If you have had the rare pleasure slash misfortune (depending on how you look at it. It’s all a matter of perspective.) of indulging in Nicholas Roeg’s highly atmospheric, highly ambitious, highly disturbing and highly amazing horror film, Don’t Look Know, then you (like me) already have certain images burned into your memory. For those brave souls interested in seeing this film, brave souls for whom this title doesn’t send chills down to their very bones, I will not give anything away to ruin your experience of this masterful and mysterious film that will stay with you forever. To call this film “horror” implies certain expectations, certain criteria that the average audience expects to be met, and the casual horror fan may not find this film fulfilling in the traditional sense, not in the Halloween, Nosferatu, Jaws, Invasion of the Body Snatchers sense.

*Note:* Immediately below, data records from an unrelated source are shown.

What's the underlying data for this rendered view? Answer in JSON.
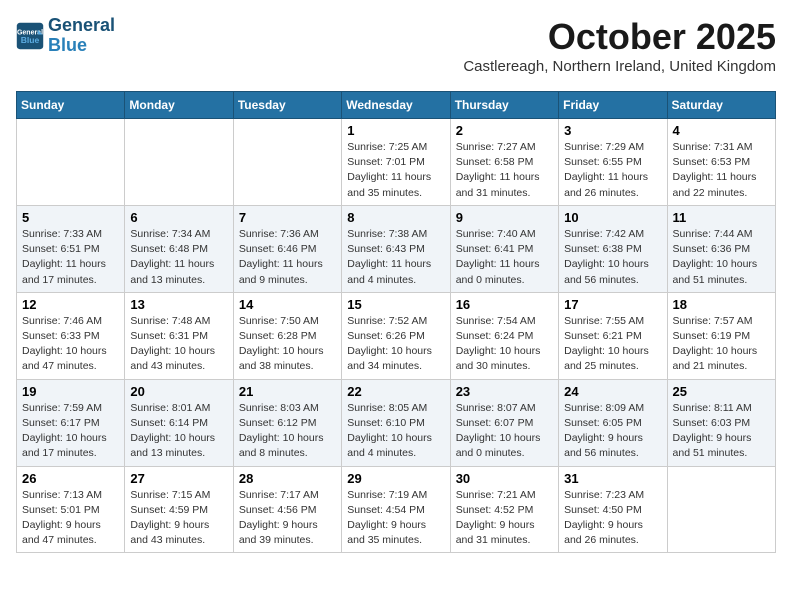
{
  "header": {
    "logo_line1": "General",
    "logo_line2": "Blue",
    "month_title": "October 2025",
    "subtitle": "Castlereagh, Northern Ireland, United Kingdom"
  },
  "days_of_week": [
    "Sunday",
    "Monday",
    "Tuesday",
    "Wednesday",
    "Thursday",
    "Friday",
    "Saturday"
  ],
  "weeks": [
    [
      {
        "day": "",
        "info": ""
      },
      {
        "day": "",
        "info": ""
      },
      {
        "day": "",
        "info": ""
      },
      {
        "day": "1",
        "info": "Sunrise: 7:25 AM\nSunset: 7:01 PM\nDaylight: 11 hours\nand 35 minutes."
      },
      {
        "day": "2",
        "info": "Sunrise: 7:27 AM\nSunset: 6:58 PM\nDaylight: 11 hours\nand 31 minutes."
      },
      {
        "day": "3",
        "info": "Sunrise: 7:29 AM\nSunset: 6:55 PM\nDaylight: 11 hours\nand 26 minutes."
      },
      {
        "day": "4",
        "info": "Sunrise: 7:31 AM\nSunset: 6:53 PM\nDaylight: 11 hours\nand 22 minutes."
      }
    ],
    [
      {
        "day": "5",
        "info": "Sunrise: 7:33 AM\nSunset: 6:51 PM\nDaylight: 11 hours\nand 17 minutes."
      },
      {
        "day": "6",
        "info": "Sunrise: 7:34 AM\nSunset: 6:48 PM\nDaylight: 11 hours\nand 13 minutes."
      },
      {
        "day": "7",
        "info": "Sunrise: 7:36 AM\nSunset: 6:46 PM\nDaylight: 11 hours\nand 9 minutes."
      },
      {
        "day": "8",
        "info": "Sunrise: 7:38 AM\nSunset: 6:43 PM\nDaylight: 11 hours\nand 4 minutes."
      },
      {
        "day": "9",
        "info": "Sunrise: 7:40 AM\nSunset: 6:41 PM\nDaylight: 11 hours\nand 0 minutes."
      },
      {
        "day": "10",
        "info": "Sunrise: 7:42 AM\nSunset: 6:38 PM\nDaylight: 10 hours\nand 56 minutes."
      },
      {
        "day": "11",
        "info": "Sunrise: 7:44 AM\nSunset: 6:36 PM\nDaylight: 10 hours\nand 51 minutes."
      }
    ],
    [
      {
        "day": "12",
        "info": "Sunrise: 7:46 AM\nSunset: 6:33 PM\nDaylight: 10 hours\nand 47 minutes."
      },
      {
        "day": "13",
        "info": "Sunrise: 7:48 AM\nSunset: 6:31 PM\nDaylight: 10 hours\nand 43 minutes."
      },
      {
        "day": "14",
        "info": "Sunrise: 7:50 AM\nSunset: 6:28 PM\nDaylight: 10 hours\nand 38 minutes."
      },
      {
        "day": "15",
        "info": "Sunrise: 7:52 AM\nSunset: 6:26 PM\nDaylight: 10 hours\nand 34 minutes."
      },
      {
        "day": "16",
        "info": "Sunrise: 7:54 AM\nSunset: 6:24 PM\nDaylight: 10 hours\nand 30 minutes."
      },
      {
        "day": "17",
        "info": "Sunrise: 7:55 AM\nSunset: 6:21 PM\nDaylight: 10 hours\nand 25 minutes."
      },
      {
        "day": "18",
        "info": "Sunrise: 7:57 AM\nSunset: 6:19 PM\nDaylight: 10 hours\nand 21 minutes."
      }
    ],
    [
      {
        "day": "19",
        "info": "Sunrise: 7:59 AM\nSunset: 6:17 PM\nDaylight: 10 hours\nand 17 minutes."
      },
      {
        "day": "20",
        "info": "Sunrise: 8:01 AM\nSunset: 6:14 PM\nDaylight: 10 hours\nand 13 minutes."
      },
      {
        "day": "21",
        "info": "Sunrise: 8:03 AM\nSunset: 6:12 PM\nDaylight: 10 hours\nand 8 minutes."
      },
      {
        "day": "22",
        "info": "Sunrise: 8:05 AM\nSunset: 6:10 PM\nDaylight: 10 hours\nand 4 minutes."
      },
      {
        "day": "23",
        "info": "Sunrise: 8:07 AM\nSunset: 6:07 PM\nDaylight: 10 hours\nand 0 minutes."
      },
      {
        "day": "24",
        "info": "Sunrise: 8:09 AM\nSunset: 6:05 PM\nDaylight: 9 hours\nand 56 minutes."
      },
      {
        "day": "25",
        "info": "Sunrise: 8:11 AM\nSunset: 6:03 PM\nDaylight: 9 hours\nand 51 minutes."
      }
    ],
    [
      {
        "day": "26",
        "info": "Sunrise: 7:13 AM\nSunset: 5:01 PM\nDaylight: 9 hours\nand 47 minutes."
      },
      {
        "day": "27",
        "info": "Sunrise: 7:15 AM\nSunset: 4:59 PM\nDaylight: 9 hours\nand 43 minutes."
      },
      {
        "day": "28",
        "info": "Sunrise: 7:17 AM\nSunset: 4:56 PM\nDaylight: 9 hours\nand 39 minutes."
      },
      {
        "day": "29",
        "info": "Sunrise: 7:19 AM\nSunset: 4:54 PM\nDaylight: 9 hours\nand 35 minutes."
      },
      {
        "day": "30",
        "info": "Sunrise: 7:21 AM\nSunset: 4:52 PM\nDaylight: 9 hours\nand 31 minutes."
      },
      {
        "day": "31",
        "info": "Sunrise: 7:23 AM\nSunset: 4:50 PM\nDaylight: 9 hours\nand 26 minutes."
      },
      {
        "day": "",
        "info": ""
      }
    ]
  ]
}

But to simply label this film as a mystery or a thriller would completely neglect the true horrors that do exist in this film, horrors that cling like winter chill. Don’t Look Now is horror on another level, just as Alien was horror and sci fi on another level, and the result is (again, depending on how you look at it) either immensely satisfying or heart palpitatingly disturbing. Donald Sutherland and Julie Christie are tremendous as the Baxters, coping with the loss of a child and living in Venice. A psychic encounter begins a grand unraveling that disorients and absorbs you until the final fragment of cosmic rug is finally pulled out from beneath you in frightening fashion. Cinematographer Anthony B. Richmond creates texture and layers everywhere, and if his name is familiar, that’s because he also photographed another of my favorite off the wall horror films, Ravenous. Nicholas Roeg is a fantastic filmmaker, from Walkabout to The Man Who Fell to Earth (a must see for any Bowie fan), and Don’t Look Now is, for me, his finest work. If I were you, I’d watch this one with the lights on.